▶ [To do]: Report back the lines in this listing that carry the string "timeout".

▶ [Input]:
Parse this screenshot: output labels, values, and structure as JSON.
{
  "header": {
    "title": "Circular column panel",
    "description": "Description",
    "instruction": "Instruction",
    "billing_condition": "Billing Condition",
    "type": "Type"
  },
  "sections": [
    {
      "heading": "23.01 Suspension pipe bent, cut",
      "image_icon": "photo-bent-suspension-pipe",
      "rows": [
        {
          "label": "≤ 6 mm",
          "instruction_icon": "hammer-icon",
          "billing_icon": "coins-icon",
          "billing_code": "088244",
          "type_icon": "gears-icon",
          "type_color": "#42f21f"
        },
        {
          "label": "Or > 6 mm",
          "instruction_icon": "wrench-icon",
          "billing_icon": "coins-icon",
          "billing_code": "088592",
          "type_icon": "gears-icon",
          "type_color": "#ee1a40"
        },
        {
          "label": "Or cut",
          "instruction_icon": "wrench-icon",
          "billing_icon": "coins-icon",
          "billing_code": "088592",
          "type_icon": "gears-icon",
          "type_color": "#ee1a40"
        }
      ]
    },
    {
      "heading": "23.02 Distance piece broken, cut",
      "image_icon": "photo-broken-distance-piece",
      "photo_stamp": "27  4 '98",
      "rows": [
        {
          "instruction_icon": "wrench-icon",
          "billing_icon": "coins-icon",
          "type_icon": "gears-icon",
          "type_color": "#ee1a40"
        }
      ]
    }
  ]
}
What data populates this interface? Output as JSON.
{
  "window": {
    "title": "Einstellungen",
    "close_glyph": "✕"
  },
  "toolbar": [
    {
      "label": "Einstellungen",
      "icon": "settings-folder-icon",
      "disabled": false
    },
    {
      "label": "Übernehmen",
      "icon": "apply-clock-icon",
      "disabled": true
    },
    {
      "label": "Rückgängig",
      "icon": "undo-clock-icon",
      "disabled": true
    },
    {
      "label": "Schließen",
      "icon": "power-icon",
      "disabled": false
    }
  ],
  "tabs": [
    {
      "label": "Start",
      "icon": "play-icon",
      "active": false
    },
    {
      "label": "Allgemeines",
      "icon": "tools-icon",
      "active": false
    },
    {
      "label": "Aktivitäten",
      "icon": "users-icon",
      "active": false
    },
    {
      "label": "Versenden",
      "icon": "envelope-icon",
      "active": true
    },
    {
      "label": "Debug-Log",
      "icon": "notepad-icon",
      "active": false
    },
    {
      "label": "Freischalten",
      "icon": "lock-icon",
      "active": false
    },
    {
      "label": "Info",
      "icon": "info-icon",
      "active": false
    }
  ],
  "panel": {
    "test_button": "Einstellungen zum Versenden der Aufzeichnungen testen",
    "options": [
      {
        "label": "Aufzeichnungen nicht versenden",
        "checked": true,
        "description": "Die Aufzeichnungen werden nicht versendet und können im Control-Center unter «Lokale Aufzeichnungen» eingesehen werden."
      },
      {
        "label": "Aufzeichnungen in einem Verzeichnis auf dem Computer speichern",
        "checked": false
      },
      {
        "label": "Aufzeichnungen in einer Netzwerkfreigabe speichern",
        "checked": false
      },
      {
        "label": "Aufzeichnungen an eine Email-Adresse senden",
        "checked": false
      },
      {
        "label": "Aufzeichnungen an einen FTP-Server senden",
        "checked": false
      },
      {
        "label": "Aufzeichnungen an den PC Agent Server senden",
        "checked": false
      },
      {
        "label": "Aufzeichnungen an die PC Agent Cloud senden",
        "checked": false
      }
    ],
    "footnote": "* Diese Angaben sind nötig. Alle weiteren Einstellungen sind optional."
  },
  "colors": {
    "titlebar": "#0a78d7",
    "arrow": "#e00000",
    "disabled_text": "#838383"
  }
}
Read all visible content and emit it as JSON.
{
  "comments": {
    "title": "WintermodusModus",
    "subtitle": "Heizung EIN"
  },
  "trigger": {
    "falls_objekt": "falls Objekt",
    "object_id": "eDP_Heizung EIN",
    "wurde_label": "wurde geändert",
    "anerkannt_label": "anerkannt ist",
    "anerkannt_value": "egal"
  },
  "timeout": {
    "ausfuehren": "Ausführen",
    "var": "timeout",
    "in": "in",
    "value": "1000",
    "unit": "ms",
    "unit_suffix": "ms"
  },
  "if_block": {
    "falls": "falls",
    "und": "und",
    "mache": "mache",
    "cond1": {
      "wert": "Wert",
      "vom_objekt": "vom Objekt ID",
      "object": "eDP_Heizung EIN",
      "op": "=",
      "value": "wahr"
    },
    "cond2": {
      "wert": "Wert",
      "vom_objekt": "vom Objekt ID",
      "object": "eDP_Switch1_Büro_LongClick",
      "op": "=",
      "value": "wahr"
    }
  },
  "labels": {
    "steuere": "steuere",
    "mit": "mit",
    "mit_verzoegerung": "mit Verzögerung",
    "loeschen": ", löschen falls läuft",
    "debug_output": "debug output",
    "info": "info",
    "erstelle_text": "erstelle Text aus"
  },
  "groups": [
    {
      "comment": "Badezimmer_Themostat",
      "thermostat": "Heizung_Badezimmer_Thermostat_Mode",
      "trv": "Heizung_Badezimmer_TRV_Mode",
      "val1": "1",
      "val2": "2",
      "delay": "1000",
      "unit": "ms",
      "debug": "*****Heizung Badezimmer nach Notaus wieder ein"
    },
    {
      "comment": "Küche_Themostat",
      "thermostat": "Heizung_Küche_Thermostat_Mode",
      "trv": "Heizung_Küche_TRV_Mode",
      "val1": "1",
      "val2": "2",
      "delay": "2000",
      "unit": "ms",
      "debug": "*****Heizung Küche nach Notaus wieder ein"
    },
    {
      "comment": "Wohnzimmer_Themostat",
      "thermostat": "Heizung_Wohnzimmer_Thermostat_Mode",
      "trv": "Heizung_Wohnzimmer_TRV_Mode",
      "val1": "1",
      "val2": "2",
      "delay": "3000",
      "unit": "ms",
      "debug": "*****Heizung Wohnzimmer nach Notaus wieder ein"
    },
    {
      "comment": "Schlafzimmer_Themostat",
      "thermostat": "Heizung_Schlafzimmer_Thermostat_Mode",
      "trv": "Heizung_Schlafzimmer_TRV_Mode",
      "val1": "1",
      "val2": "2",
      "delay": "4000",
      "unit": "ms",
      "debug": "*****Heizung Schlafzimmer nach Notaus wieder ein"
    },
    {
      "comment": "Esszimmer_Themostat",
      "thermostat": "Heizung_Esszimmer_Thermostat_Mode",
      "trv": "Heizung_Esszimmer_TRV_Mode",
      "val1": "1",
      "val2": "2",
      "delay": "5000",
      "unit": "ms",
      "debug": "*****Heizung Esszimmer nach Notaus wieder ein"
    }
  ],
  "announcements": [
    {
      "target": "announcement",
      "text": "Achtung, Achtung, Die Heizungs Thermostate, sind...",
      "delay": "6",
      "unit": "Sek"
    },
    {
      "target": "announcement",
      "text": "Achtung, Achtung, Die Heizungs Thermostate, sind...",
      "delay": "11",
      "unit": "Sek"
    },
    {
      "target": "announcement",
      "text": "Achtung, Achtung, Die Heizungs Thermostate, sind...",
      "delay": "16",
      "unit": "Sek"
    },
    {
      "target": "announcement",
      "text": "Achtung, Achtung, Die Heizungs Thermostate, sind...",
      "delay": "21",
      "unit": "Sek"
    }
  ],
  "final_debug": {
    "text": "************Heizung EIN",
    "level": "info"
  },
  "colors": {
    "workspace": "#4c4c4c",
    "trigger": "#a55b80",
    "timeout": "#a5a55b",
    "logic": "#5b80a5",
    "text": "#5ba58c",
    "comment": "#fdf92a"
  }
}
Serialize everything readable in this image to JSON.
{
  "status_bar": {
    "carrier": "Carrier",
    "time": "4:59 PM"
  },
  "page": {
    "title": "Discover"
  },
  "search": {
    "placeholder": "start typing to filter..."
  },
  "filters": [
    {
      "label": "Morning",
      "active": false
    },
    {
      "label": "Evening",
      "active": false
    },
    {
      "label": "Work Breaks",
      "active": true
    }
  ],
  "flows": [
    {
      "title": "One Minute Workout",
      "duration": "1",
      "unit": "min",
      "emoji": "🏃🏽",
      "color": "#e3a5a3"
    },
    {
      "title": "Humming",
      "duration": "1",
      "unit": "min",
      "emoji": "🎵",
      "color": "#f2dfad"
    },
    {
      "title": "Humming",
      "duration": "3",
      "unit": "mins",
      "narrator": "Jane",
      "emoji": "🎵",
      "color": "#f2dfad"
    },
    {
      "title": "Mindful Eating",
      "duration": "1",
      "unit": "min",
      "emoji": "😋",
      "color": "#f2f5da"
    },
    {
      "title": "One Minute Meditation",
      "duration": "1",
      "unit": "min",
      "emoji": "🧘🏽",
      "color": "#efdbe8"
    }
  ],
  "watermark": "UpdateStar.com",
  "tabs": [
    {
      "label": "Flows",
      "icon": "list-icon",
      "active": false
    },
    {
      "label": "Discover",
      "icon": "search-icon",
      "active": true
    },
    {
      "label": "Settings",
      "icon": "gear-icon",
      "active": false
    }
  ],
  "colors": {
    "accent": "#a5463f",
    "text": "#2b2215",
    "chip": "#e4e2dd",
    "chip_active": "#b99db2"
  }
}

▶ [Solution to this task]:
  "timeout": {
    "var": "timeout",
    "timeout": "#a5a55b",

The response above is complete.